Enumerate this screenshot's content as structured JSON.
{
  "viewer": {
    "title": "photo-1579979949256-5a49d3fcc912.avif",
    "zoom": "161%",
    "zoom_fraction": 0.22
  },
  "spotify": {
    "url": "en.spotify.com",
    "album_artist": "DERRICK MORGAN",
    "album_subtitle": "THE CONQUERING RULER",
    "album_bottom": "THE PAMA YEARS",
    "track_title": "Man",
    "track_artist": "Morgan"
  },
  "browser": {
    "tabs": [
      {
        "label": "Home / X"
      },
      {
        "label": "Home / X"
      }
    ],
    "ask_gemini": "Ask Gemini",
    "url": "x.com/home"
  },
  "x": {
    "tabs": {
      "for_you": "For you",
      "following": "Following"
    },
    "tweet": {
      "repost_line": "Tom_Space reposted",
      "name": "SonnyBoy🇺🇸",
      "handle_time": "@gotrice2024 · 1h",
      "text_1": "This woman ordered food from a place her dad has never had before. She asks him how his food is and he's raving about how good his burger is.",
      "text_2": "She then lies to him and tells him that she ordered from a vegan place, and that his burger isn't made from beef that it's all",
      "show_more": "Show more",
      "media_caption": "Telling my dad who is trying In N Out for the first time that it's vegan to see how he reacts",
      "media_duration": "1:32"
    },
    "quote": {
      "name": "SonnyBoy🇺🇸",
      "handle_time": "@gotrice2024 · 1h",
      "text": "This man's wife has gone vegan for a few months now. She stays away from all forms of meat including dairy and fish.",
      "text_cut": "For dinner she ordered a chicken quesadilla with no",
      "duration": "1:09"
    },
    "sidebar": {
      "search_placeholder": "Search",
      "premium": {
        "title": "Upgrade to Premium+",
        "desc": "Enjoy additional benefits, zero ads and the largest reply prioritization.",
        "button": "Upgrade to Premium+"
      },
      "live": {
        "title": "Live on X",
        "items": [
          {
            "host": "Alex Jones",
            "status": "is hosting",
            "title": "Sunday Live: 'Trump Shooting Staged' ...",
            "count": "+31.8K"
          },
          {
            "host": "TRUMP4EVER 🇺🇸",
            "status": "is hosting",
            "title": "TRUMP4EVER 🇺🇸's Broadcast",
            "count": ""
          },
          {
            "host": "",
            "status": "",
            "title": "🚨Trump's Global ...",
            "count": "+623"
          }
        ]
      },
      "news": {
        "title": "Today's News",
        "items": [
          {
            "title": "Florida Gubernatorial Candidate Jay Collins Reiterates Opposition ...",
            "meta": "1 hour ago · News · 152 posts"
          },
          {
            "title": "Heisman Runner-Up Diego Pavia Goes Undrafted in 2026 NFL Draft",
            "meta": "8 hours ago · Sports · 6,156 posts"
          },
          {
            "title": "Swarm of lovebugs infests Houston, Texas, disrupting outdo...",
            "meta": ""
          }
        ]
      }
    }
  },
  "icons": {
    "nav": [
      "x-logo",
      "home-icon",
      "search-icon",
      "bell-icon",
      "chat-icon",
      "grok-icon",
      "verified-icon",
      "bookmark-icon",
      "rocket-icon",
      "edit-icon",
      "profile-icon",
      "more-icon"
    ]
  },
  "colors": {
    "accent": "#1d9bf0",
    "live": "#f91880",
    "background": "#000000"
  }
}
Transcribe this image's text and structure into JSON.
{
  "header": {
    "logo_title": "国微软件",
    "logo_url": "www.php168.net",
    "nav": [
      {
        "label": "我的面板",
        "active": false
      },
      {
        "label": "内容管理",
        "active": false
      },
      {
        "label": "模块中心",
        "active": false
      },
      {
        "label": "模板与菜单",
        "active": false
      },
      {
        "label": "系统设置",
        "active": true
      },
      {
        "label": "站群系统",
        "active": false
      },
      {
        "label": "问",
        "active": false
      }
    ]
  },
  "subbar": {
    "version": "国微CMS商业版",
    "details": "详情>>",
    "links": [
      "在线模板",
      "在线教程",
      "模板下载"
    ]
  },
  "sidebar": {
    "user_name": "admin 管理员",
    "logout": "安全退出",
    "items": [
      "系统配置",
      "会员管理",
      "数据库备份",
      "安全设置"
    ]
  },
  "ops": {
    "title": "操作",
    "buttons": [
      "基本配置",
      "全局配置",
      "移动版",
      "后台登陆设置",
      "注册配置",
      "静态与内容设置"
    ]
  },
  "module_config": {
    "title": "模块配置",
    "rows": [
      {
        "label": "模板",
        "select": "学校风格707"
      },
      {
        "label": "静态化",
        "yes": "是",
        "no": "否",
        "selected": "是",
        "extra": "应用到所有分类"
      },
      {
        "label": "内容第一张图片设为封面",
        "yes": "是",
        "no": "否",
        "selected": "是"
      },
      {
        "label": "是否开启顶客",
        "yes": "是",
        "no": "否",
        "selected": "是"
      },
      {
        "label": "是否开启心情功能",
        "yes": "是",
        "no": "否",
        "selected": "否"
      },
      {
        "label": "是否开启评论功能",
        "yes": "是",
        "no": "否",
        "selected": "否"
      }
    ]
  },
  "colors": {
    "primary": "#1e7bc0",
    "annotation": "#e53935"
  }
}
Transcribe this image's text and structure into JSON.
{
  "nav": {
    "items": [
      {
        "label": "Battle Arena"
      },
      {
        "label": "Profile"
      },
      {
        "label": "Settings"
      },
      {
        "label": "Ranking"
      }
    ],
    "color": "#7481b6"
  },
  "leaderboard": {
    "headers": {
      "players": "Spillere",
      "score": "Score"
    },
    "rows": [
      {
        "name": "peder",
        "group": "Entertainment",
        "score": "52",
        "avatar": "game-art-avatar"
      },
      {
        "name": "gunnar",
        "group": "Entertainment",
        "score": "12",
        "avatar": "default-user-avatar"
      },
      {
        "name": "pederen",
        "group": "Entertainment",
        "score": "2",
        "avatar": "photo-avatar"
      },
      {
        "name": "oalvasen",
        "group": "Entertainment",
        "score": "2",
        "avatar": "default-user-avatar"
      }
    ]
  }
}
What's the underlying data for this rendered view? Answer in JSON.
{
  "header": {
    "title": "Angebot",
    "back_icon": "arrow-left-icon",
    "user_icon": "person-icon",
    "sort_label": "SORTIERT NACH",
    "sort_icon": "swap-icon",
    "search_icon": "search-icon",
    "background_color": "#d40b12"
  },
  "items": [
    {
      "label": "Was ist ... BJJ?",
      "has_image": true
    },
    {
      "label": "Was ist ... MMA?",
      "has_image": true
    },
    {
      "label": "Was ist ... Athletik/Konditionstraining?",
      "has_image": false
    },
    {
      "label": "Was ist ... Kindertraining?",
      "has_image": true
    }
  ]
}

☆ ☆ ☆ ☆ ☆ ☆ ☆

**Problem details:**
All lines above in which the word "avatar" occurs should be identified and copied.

**Solution to this problem:**
        "avatar": "game-art-avatar"
        "avatar": "default-user-avatar"
        "avatar": "photo-avatar"
        "avatar": "default-user-avatar"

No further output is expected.